What people eat and how fast they grow are both significant causes of cancer, but many Americans still incorrectly believe that factors such as pesticides on food are bigger causes, experts reported today.

The American Institute for Cancer Research has released a survey of 1000 US adults that show most do not understand these risks.

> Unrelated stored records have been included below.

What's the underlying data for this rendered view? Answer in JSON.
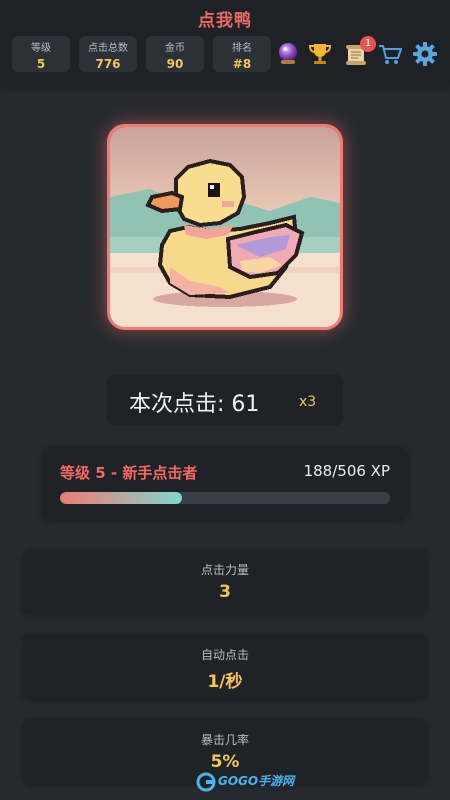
{
  "app": {
    "title": "点我鸭"
  },
  "stats": [
    {
      "label": "等级",
      "value": "5"
    },
    {
      "label": "点击总数",
      "value": "776"
    },
    {
      "label": "金币",
      "value": "90"
    },
    {
      "label": "排名",
      "value": "#8"
    }
  ],
  "toolbar": {
    "icons": [
      "crystal-ball-icon",
      "trophy-icon",
      "scroll-icon",
      "cart-icon",
      "gear-icon"
    ],
    "notification_count": "1"
  },
  "click_counter": {
    "label": "本次点击: 61",
    "multiplier": "x3"
  },
  "level": {
    "name": "等级 5 - 新手点击者",
    "xp": "188/506 XP",
    "progress": 0.371
  },
  "upgrades": [
    {
      "name": "点击力量",
      "value": "3"
    },
    {
      "name": "自动点击",
      "value": "1/秒"
    },
    {
      "name": "暴击几率",
      "value": "5%"
    }
  ],
  "watermark": {
    "text": "GOGO手游网"
  },
  "colors": {
    "accent_red": "#f06a62",
    "gold": "#f3c55b",
    "teal": "#7fd8cd",
    "background": "#262a30",
    "card": "#1f2328"
  }
}
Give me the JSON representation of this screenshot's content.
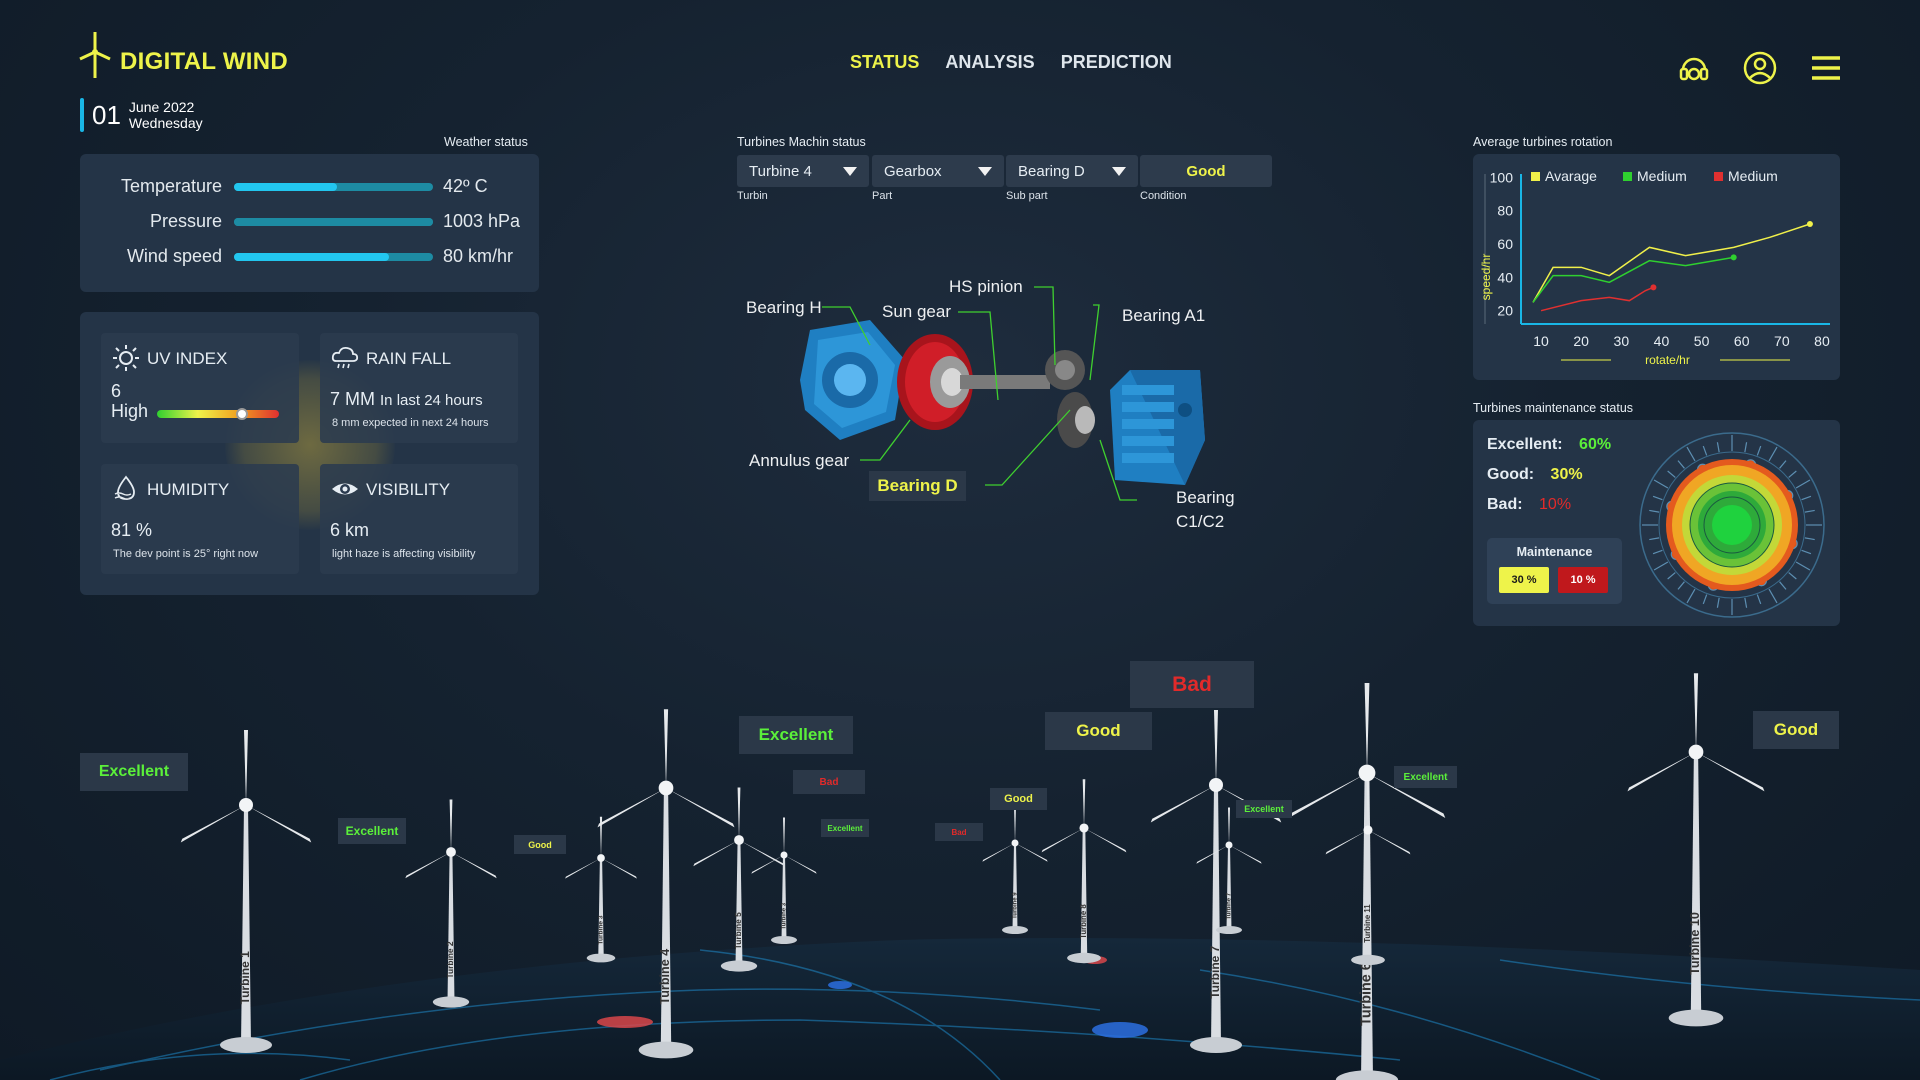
{
  "brand": {
    "name": "DIGITAL WIND"
  },
  "date": {
    "day": "01",
    "month_year": "June 2022",
    "weekday": "Wednesday"
  },
  "nav": {
    "items": [
      "STATUS",
      "ANALYSIS",
      "PREDICTION"
    ],
    "active": "STATUS"
  },
  "weather": {
    "title": "Weather status",
    "rows": [
      {
        "label": "Temperature",
        "value": "42º C",
        "level": 0.52
      },
      {
        "label": "Pressure",
        "value": "1003 hPa",
        "level": 1.0
      },
      {
        "label": "Wind speed",
        "value": "80 km/hr",
        "level": 0.78
      }
    ]
  },
  "cards": {
    "uv": {
      "title": "UV  INDEX",
      "value": "6",
      "level_text": "High",
      "level": 0.7
    },
    "rain": {
      "title": "RAIN FALL",
      "value": "7 MM",
      "value_suffix": "In last 24 hours",
      "note": "8 mm expected in next 24 hours"
    },
    "humidity": {
      "title": "HUMIDITY",
      "value": "81 %",
      "note": "The dev point is 25° right now"
    },
    "visibility": {
      "title": "VISIBILITY",
      "value": "6 km",
      "note": "light haze is affecting visibility"
    }
  },
  "machine": {
    "title": "Turbines Machin status",
    "turbine": {
      "value": "Turbine 4",
      "label": "Turbin"
    },
    "part": {
      "value": "Gearbox",
      "label": "Part"
    },
    "subpart": {
      "value": "Bearing D",
      "label": "Sub part"
    },
    "condition": {
      "value": "Good",
      "label": "Condition"
    },
    "parts": {
      "bearing_h": "Bearing H",
      "sun_gear": "Sun gear",
      "hs_pinion": "HS pinion",
      "bearing_a1": "Bearing A1",
      "annulus_gear": "Annulus gear",
      "bearing_d": "Bearing D",
      "bearing_c1": "Bearing",
      "bearing_c2": "C1/C2"
    }
  },
  "rotation": {
    "title": "Average turbines rotation",
    "legend": [
      {
        "name": "Avarage",
        "color": "#f0f04a"
      },
      {
        "name": "Medium",
        "color": "#2fd02f"
      },
      {
        "name": "Medium",
        "color": "#e03030"
      }
    ]
  },
  "chart_data": {
    "type": "line",
    "xlabel": "rotate/hr",
    "ylabel": "speed/hr",
    "xlim": [
      5,
      82
    ],
    "ylim": [
      12,
      102
    ],
    "xticks": [
      10,
      20,
      30,
      40,
      50,
      60,
      70,
      80
    ],
    "yticks": [
      20,
      40,
      60,
      80,
      100
    ],
    "series": [
      {
        "name": "Avarage",
        "color": "#f0f04a",
        "x": [
          8,
          13,
          20,
          27,
          37,
          46,
          58,
          67,
          77
        ],
        "y": [
          25,
          46,
          46,
          41,
          58,
          53,
          58,
          64,
          72
        ]
      },
      {
        "name": "Medium",
        "color": "#2fd02f",
        "x": [
          8,
          13,
          20,
          27,
          37,
          46,
          58
        ],
        "y": [
          25,
          41,
          41,
          37,
          50,
          47,
          52
        ]
      },
      {
        "name": "Medium",
        "color": "#e03030",
        "x": [
          10,
          20,
          27,
          32,
          36,
          38
        ],
        "y": [
          20,
          26,
          28,
          26,
          32,
          34
        ]
      }
    ]
  },
  "maintenance": {
    "title": "Turbines maintenance status",
    "rows": [
      {
        "label": "Excellent:",
        "value": "60%",
        "color": "#5bf03a"
      },
      {
        "label": "Good:",
        "value": "30%",
        "color": "#eef34a"
      },
      {
        "label": "Bad:",
        "value": "10%",
        "color": "#e22a2a"
      }
    ],
    "box_title": "Maintenance",
    "good_pct": "30 %",
    "bad_pct": "10 %"
  },
  "turbines": {
    "labels": [
      "Turbine 1",
      "Turbine 2",
      "Turbine 3",
      "Turbine 4",
      "Turbine 5",
      "Turbine 6",
      "Turbine 7",
      "Turbine 8",
      "Turbine 9",
      "Turbine 10",
      "Turbine 11",
      "Turbine 3"
    ],
    "tags": [
      "Excellent",
      "Excellent",
      "Good",
      "Excellent",
      "Bad",
      "Excellent",
      "Bad",
      "Good",
      "Good",
      "Bad",
      "Excellent",
      "Excellent",
      "Good"
    ]
  }
}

Only 38 per cent knew of the link between cured and processed meats and cancer, 49 per cent knew that diets low in fruits and vegetables raised the risk of cancer and 46 per cent knew that obesity was a well-documented risk.

But 71 per cent thought that pesticide residue on produce was a cause - something that has never been shown; 56 per cent thought stress causes cancer, again not proven; and 49 per cent believed hormones in beef cause cancer.

"Americans are increasingly likely to attribute cancer to factors over which they have no control, and for which no proven links to the disease exist," the report reads.

"This reflects an 'everything causes cancer' mindset," it adds.

Breastfeeding reduces the risk of cancer for mother and child, and tall people have a higher risk of cancer than shorter people, the report found.

"We need to think about cancer as the product of many long-term influences, not as something that 'just happens,'" Dr Walter Willett, a nutrition expert at the Harvard School of Public Health in Massachusetts, told a news conference.

The report, released jointly by the World Cancer Research Fund and the American Institute for Cancer Research, is the result of five years of study by nine teams of scientists.

They reviewed 7000 studies on diet, exercise, weight and cancer.

Most of what they recommended is in line with what health experts, including governments and the World Health Organisation, have long been advising - that diets based on fruits, vegetables and whole grains and that go easy on red meats, dairy products and fats protect against heart disease, diabetes and cancer.

They found evidence that factors such as hormones that cause the body to grow quickly may be involved in some cancers.

"We found that tallness is also probably linked to increased risk for ovarian, pancreatic and pre-menopausal cancer as well," said Dr Willett. He stressed that tall people are not destined to get cancer but should take care to maintain healthy habits.

The groups make keeping a healthy weight their No. 1 recommendation to reduce the risk of cancer.

"Be as lean as possible within the normal range of body weight," the 400-page report reads. That means keeping a body mass index, they said, of between 21 and 23. BMI is a calculation of height to weight, and the normal range is usually considered to be 18 to 25, with anything over 25 being overweight.

Exercise is also key.

"Be physically active as part of everyday life," is the second of 10 recommendations made by the expert panel. The recommendations also include eating mostly plant foods, such as fruits, vegetables and grains, avoiding calorie-dense foods such as sugary drinks, and limiting red meat, alcohol and salt.

The meat industry quickly denounced the report.

"WCRF's conclusions are extreme, unfounded and out of step with dietary guidelines," said American Meat Institute Foundation Vice President of Scientific Affairs Randy Huffman.